… We experience barriers because we created barriers. You and I didn’t do it. There was a group of people that based on business, based on their self-aggrandizing, they created the slave trade. They brought all those people here against their will and they made them work for them for free. That is something that we are still carrying on today. After the emancipation of those people, we created another form of slavery. How? By not allowing them to get an education. By not giving them all their rights. By making them sit in the back of the bus. By not allowing them to use the same water fountain. I mean, what is this all about? You continue reminding them that they are slaves. In a way, this is the 21st century and we’re still having this stigma. The stigma continues. …
My family is comprised of very dark people and very opposite-of-dark people. And on top of that, of Asian people. So I have three different phenomena that are making me possible, to make this experiment called Tania León. My grandmother said, “You are the one that’s gonna be famous.” It was frightening, now that I think about how these people talked to me, the assurance that my future was going to be spectacular. And I think what I’ve been able to accomplish is because of their ghosts.
There, believing in you?
Exactly. And I hear this. Anytime I walk on stage, I hear my grandmother. My grandmother said to me many times, “Your name is gonna be on the marquees at theaters.” They helped me dream. And they gave me the tools.
It might not be clear to many people what your connection is to this opera, and so I want to ask a little bit about your own experience with barriers. You were 23 when you came to the United States as a pianist. It was 1967, a year before Dr. Martin Luther King Jr. was assassinated.

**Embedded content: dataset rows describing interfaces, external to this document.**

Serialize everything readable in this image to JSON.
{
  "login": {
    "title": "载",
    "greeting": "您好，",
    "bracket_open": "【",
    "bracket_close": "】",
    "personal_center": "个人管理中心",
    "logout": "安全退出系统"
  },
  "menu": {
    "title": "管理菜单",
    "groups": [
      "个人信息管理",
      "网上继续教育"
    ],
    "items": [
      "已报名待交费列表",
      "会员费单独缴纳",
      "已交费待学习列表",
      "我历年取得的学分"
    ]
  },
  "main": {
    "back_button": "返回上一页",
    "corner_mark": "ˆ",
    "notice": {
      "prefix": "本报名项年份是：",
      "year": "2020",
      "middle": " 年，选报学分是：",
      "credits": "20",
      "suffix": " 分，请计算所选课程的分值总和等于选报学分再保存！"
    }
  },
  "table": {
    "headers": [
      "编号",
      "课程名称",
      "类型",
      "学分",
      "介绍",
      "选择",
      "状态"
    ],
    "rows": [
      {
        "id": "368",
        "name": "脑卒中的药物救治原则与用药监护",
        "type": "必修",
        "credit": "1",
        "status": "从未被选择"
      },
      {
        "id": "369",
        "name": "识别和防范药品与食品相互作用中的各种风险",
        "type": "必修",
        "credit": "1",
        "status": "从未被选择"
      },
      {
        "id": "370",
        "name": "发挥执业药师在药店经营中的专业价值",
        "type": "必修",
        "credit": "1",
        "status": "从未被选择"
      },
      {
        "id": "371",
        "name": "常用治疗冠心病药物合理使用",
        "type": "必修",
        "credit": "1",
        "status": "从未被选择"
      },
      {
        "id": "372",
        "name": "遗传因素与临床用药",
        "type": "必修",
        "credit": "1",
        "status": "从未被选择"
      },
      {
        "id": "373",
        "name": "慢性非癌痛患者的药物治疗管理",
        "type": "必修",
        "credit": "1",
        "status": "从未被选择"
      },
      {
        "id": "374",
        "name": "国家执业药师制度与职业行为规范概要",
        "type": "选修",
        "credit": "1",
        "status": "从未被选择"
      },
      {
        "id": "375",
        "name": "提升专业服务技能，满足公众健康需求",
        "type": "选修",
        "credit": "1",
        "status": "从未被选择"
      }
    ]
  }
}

Absolutely. And what you have to understand is that when I got here, I was coming from Cuba, where there was a lot of thought about segregation and discrimination in the United States, to the point that some classmates and people said, “Oh, you are going to the United States?” Like, “Get ready, because you are going to confront this thing.” The day that I actually boarded the plane, there was a
It’s a little poetic that you’re coming back to this historical moment through the opera, the same ideas that you thought about when you first came to the U.S. are resurfacing for you 50 years later.
These 50 years have been very hard — the rules and regulations in the last 50 years have been really hard to deal with. For example, I talked to you about my grandmother. She died four years after I arrived here and I could not go back. I was not permitted to go to my grandmother’s funeral because of the politics. This is what I’m trying to tell you; we punish each other. For one reason or the other.
Did you ever imagine when you started working on the opera that you would be premiering the excerpts in such a politically divided time?
I had no idea that any of this was gonna happen to me. First of all, when Rollin Potter called me and told me about this, I didn’t know what the “Little Rock Nine” was, I’ll tell you the truth. I knew about Selma, and I knew about Martin Luther King. … Little Rock was not on my radar. But I got very interested, specifically because of the racial connotations. That is something that I have perceived and felt very uncomfortable with.
Is there anything that you imagine will be a sign for you that the opera is what you wanted it to be?
Who knows? Every day, we all change, and every day, things happen that make you change. I have no idea. You have probably heard that the person who is working on the libretto at the moment is Thulani Davis. When I spoke with Thulani, she told me also that she saw this whole thing on television when she was 8. So these people are [her] contemporaries. So, I didn’t have to go through that, but I have the empathy.
See uca.edu/tickets for tickets to “An Evening with Henry Louis Gates Jr. and Tania León: Turning History into Art,” and see our Central High School 60th Anniversary To-Do List for more information on “Little Rock Nine,” the opera.